But this time around, young people aren’t slipping into jeans to stick it to their parents or the proverbial Man. Instead, denim has become a second skin for those growing up in the 21st century. “There’s still a cachet to denim, but it’s not in your face,” Blackman said. “It’s not making a dramatic political, countercultural statement the way it once did—it’s evolved beyond that.”
While the fabric has shed its inherent rebelliousness, it’s still often a part of today’s rebel uniform. “People aren’t getting communiques about what to wear,” Blackman said. “Those choices are fundamentally unique, but there’s a lot of overlap.” Americans are still choosing denim in 2020, as they did when they took to the streets in decades past.
And while jeans are an indispensable part of wardrobes across the country and the world, Blackman believes they can’t be totally divorced from their working-class, grassroots history.
In 2017, the Unite the Right rally in Charlottesville brought white nationalists out of the woodwork to terrorize a college town under the guise of defending a historical monument of Confederate general Robert E. Lee. The activists wore chinos and white polo shirts—a polished aesthetic reminiscent of a schoolboy’s uniform, or that of a dad on the job. GQ characterized the look as “The New Uniform of White Supremacy.”
The preppy getup stands in sharp contrast with the garb worn by other protesters marching for human rights, the environment, or virtually any other cause. It’s a conscious rejection of the everyman, and an attempt to elevate themselves above him. “It’s different than what we’re seeing erupting spontaneously around the country now,” Blackman said. Today, protesters “happen to all be choosing garments within a certain vocabulary.”

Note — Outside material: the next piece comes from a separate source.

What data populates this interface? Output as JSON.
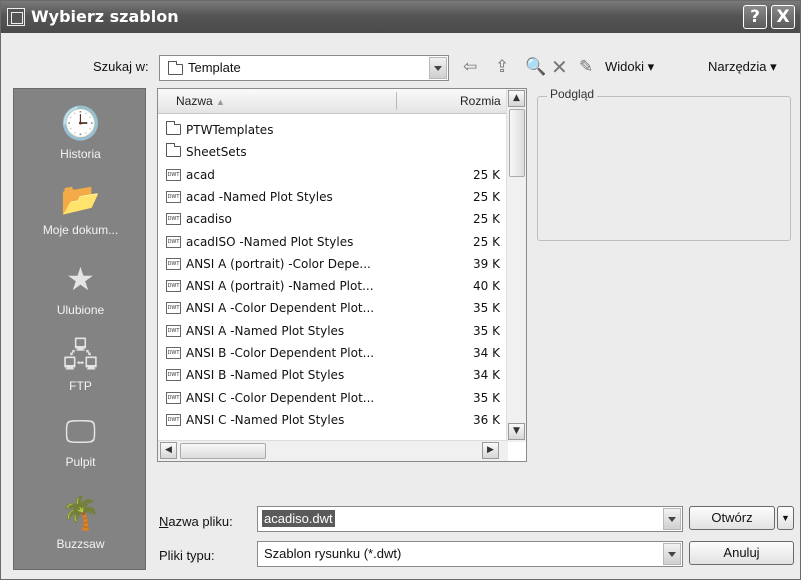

According to Barbara Bundy, vice president of education at the Fashion Institute of Design and Merchandising (FIDM), denim’s ubiquity could be key to its continued influence. “You can look at other types of clothing, and they’re synonymous with certain subcultures or income levels,” she said. “But you see denim in every country in the world, at every price range.”
That accessibility has allowed the fabric to “permeate every part of our culture,” whether it’s bought at a swap meet, or from an upscale designer. Denim is no longer rooted in a rejection of social norms, she added—it’s about democratizing fashion and making its wearers feel as if they belong.
“Denim is a great leveler,” Bundy said. “It transcends class and status, and puts everyone on the same playing field.”
Young wearers may not fully understand denim’s history, but they know the fabric’s heritage gives it some clout, said Amanda Starling, chairperson for FIDM’s International Manufacturing and Product Development program and instructor for the school’s Business of Denim program.
“The generations today want clothes that tell a story,” she said. They’ve become interested in shopping for thrifted and vintage clothing, and raiding their parents’ and even grandparents’ closets for relics of bygone eras. They’ve also become more interested than ever in preserving the planet, she said. The school’s sustainability-focused denim classes are as much about curbing the fabric’s hefty ecological impact as creating the perfect wash.
“The clothes that people choose today make an important statement,” Starling said. While denim has been fingered over the past decade as a major contributor to fashion’s environmental ills, the industry has moved mountains to revolutionize its processes and revitalize its image.
“Denim actually represents the forefront of change in the fashion industry,” she added. It’s one reason she believes young shoppers are still so enamored of the material, and why she believes its influence continues, through changing trends and tribulations, more than a century after it was birthed into cultural consciousness.
“There have been so many other fashion statements that we as a culture have picked up, tried on and discarded,” Blackman said. “Denim has never been discarded—it has traveled with us, and it continues to evolve accordingly.”
Read more from the latest issue of Rivet magazine here.